Search the data below for "maximize" and report how many lines contain it, with no other text.
**** Records ****
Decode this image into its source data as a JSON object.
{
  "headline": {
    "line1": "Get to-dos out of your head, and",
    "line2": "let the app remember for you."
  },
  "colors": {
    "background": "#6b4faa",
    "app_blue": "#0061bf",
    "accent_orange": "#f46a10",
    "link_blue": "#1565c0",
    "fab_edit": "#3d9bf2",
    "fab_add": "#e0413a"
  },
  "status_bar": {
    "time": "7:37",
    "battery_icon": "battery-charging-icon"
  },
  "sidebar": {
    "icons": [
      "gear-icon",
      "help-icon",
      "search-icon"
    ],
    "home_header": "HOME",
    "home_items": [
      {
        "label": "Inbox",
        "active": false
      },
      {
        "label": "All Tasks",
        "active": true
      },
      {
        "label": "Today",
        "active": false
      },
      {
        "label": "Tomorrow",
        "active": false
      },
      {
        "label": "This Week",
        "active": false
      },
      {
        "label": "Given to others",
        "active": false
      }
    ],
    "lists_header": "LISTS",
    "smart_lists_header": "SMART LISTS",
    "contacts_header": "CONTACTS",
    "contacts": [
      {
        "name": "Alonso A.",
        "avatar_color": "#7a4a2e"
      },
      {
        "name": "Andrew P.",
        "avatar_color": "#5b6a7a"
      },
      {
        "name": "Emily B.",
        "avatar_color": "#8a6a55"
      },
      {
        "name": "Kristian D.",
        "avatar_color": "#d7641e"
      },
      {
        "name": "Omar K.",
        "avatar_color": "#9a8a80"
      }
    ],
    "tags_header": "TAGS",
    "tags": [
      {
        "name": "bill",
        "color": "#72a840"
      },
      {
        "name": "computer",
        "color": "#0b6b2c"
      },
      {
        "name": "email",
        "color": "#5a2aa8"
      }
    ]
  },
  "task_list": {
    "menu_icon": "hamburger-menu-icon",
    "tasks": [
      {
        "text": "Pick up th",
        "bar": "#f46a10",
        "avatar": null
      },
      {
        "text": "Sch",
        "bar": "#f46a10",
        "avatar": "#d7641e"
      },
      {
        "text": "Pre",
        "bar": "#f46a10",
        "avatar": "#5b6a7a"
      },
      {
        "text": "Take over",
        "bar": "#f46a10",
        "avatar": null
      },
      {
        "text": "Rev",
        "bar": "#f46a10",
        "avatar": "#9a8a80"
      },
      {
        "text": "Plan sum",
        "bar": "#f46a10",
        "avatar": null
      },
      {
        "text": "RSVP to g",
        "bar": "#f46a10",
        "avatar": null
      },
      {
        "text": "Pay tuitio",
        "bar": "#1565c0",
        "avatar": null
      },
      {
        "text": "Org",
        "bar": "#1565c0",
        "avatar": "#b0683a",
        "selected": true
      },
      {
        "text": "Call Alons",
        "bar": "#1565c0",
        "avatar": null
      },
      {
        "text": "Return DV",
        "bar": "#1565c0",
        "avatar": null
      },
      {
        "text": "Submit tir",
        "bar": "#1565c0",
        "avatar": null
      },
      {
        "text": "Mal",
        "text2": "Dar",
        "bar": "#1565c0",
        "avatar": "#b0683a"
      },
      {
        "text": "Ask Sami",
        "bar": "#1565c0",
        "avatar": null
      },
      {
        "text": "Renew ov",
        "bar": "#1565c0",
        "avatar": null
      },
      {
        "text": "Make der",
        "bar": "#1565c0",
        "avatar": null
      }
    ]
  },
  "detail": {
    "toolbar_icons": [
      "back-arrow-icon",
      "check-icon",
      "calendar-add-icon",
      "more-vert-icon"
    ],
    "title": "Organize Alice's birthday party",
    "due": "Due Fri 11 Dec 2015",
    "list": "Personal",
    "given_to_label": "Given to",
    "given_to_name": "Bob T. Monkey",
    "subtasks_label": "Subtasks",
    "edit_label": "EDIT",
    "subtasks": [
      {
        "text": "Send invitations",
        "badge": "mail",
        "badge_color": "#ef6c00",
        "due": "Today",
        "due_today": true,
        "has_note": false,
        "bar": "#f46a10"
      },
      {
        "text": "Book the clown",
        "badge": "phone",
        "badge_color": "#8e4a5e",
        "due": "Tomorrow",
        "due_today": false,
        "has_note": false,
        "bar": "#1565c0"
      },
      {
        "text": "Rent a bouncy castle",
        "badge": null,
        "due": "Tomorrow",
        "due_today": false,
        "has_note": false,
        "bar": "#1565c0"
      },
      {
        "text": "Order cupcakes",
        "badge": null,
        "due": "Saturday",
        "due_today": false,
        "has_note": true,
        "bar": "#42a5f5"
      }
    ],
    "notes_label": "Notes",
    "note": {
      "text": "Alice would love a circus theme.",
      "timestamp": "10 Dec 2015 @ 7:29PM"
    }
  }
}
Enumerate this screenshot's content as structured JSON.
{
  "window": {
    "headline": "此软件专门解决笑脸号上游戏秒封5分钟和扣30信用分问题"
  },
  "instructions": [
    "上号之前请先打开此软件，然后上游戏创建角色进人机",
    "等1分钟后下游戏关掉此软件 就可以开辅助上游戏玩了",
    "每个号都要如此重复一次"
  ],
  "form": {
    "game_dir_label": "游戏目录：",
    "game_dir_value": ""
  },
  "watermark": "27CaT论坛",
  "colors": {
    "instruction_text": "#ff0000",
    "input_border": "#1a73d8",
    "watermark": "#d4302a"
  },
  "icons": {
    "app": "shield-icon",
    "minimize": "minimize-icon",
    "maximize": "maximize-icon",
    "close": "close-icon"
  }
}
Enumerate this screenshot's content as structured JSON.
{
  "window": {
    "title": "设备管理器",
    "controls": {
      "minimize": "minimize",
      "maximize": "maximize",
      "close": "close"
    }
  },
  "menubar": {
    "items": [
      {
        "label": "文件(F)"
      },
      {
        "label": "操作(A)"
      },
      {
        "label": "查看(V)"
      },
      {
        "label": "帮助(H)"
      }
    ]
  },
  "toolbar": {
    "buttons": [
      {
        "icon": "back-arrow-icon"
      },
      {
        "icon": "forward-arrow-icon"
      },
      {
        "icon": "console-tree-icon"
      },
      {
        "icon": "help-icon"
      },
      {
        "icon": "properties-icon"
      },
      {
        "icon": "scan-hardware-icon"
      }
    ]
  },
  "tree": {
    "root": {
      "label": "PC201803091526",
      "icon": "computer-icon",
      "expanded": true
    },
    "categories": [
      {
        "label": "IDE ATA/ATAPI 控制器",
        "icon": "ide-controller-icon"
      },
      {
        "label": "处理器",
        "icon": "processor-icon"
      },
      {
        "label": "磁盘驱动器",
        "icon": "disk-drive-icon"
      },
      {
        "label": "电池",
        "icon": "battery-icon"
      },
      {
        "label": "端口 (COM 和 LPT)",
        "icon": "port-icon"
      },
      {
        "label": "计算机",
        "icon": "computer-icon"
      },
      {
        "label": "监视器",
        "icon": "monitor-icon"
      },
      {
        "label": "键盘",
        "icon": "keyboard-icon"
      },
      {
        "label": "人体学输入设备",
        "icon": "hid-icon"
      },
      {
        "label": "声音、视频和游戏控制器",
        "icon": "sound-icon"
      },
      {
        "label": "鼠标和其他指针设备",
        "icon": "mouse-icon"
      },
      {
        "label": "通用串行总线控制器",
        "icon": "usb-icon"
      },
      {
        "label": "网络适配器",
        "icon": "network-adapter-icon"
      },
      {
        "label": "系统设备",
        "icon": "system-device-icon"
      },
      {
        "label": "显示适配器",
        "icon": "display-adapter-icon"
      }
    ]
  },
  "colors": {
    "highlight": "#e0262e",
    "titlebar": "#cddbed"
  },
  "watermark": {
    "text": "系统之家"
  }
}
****
Result of the exercise: 2